> I have inherited a problem that is no cause for envy, the previous > administrators had no idea what they were doing, so problems with a > permission denied would be solved by chown -R 777 /whatever! Needless to > say, it's a mess, and ofcourse everything is "critical" there is no room > for interruption of service. > > Now, I have no idea which processes actually require access to those > files, what privileges these processes run with and which files are > actually executable or just plain files. > > What I know is that lots of files are on samba shares and lots of files > are used by uniface9 application, but I don't know much about uniface or > if this is actually executed on the client or on the server. > > At this moment my project is to migrate servers with these permissions > to new servers, but those who prepared the OS have maintained the > permissions from the older version because it's easier than actually > investigating or understanding what's going on and find a solution. *sigh* > > So, how can I > > - determine if files are actually unix executables or just plain files > (or windows executables)? > - determine which users actually need read or write access to these files? > > the second is what I think is the most difficult, I need some lsof > daemon to log access... >

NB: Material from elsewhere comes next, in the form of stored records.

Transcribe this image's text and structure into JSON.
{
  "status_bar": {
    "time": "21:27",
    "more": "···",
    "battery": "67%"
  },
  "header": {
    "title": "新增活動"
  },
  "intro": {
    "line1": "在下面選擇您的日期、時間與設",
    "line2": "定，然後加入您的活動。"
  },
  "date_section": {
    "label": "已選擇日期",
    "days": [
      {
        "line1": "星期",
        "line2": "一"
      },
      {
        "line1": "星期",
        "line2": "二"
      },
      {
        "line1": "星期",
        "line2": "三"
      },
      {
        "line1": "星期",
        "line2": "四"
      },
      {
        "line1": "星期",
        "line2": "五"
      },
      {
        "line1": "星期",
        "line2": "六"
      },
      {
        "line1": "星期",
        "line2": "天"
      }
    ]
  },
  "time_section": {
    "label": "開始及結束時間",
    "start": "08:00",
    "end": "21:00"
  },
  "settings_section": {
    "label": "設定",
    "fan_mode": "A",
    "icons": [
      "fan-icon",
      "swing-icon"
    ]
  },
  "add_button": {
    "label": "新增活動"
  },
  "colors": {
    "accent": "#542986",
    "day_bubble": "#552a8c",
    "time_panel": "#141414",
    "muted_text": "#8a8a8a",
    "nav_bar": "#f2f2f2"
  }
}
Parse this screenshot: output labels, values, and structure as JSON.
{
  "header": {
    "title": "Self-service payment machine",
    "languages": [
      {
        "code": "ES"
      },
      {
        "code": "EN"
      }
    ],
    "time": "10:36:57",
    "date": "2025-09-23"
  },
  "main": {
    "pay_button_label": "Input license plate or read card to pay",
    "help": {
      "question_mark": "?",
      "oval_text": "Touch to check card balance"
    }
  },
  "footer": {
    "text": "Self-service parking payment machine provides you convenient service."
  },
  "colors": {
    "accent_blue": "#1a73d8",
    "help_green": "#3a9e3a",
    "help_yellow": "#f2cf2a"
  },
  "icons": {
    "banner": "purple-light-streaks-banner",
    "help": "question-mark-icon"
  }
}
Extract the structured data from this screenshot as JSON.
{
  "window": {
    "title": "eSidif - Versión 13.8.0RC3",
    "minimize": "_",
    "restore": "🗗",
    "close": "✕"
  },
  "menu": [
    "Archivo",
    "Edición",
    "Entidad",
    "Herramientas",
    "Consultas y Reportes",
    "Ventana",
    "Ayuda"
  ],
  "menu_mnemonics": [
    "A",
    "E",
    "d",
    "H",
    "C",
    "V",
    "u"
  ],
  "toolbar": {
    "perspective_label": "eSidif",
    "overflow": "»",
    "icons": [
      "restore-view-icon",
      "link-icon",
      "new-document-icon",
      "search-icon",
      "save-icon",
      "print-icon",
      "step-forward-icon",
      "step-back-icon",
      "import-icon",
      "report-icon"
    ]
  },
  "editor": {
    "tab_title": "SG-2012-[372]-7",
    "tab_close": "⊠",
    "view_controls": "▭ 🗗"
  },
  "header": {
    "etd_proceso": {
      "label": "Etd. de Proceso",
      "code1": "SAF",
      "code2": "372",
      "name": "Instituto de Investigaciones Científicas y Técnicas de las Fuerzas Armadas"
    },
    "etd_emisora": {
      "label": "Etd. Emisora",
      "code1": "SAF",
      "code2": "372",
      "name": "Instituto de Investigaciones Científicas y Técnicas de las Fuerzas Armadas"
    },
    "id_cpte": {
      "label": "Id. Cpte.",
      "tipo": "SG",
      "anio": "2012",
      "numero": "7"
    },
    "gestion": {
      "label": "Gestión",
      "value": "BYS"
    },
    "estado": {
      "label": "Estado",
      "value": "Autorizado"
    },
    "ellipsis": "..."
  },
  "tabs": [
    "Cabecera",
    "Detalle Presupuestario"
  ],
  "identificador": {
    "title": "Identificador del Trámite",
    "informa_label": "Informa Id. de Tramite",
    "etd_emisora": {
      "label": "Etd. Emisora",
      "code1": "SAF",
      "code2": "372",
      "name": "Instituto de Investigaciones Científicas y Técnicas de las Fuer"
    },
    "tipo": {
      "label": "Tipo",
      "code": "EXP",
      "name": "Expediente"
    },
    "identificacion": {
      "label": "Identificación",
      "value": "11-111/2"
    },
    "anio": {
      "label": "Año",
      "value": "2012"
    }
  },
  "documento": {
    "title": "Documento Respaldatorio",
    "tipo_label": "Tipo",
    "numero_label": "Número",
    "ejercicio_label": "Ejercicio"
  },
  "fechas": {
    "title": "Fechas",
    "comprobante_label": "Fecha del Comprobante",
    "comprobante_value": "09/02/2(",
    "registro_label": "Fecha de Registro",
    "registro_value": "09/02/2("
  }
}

Sounds like a disaster. You're going to have to weigh out the risks of not doing anything and being compromised vs. trying to fix it and breaking something. Depending on how involved you want to get, much coffee may be required. Here's some thorny ideas: First, take a snap shot of the file system if you can. That way if things get screwed up you can always revert back to a previous state. That is, if the data is read-only. (*Evil laugh*) If you can, experiment with this snapshot on a test box. If not, keep reading... You could call lsof from a script repeatedly (or use lsof's own reapeat functionality) for several days/weeks/whatever. Then parse the output to produce a list of unique files, how they're being accessed and by who. Get familiar with the lsof manual page, especially the section about 'OUTPUT FOR OTHER PROGRAMS'. You might insert your results into a file-backed sqlite database that you can later interrogate from a script via SQL queries. Also, crawl the file system and generate *another* sql table, or even flat file of permissions as they currently exist. This way you can, in theory, always go back to how things were, if needed. Of course, you'll need to write a script to do this permission-restore business too. >From there, crawl the first SQL table that you made of file access and set permissions on those files appropriately. e.g: a file being accessed read/write probably needs to be set read/write. This will be a job for another script. You can also build a table of file permissions for known files e.g: /etc/master.passwd should be root read/write and so on. You can build up your initial database of known permissions by parsing a clean install with the same scripts you just wrote. Also see the 'file' command to help identify executables. Obviously, you're going to have to be very careful. (Again, have the backup and preferably the script that restores file permissions to what they were, first.) Sounds like a job for python ;) Finally, remember to *thoroughly* test your scripts on an dummy system first! Perhaps a virtual box install where you don't have to worry about screwing things up. The last thing you want, is to get fired for trying to fix someone else's mistake. Tread carefully. Talk to the boss/owner/client about the pros, cons and risks before taking on such a project. Good luck with your nightmare. -Modulok- _______________________________________________ email@example.com mailing list http://lists.freebsd.org/mailman/listinfo/freebsd-questions To unsubscribe, send any mail to "freebsd-questions-unsubscr...@freebsd.org"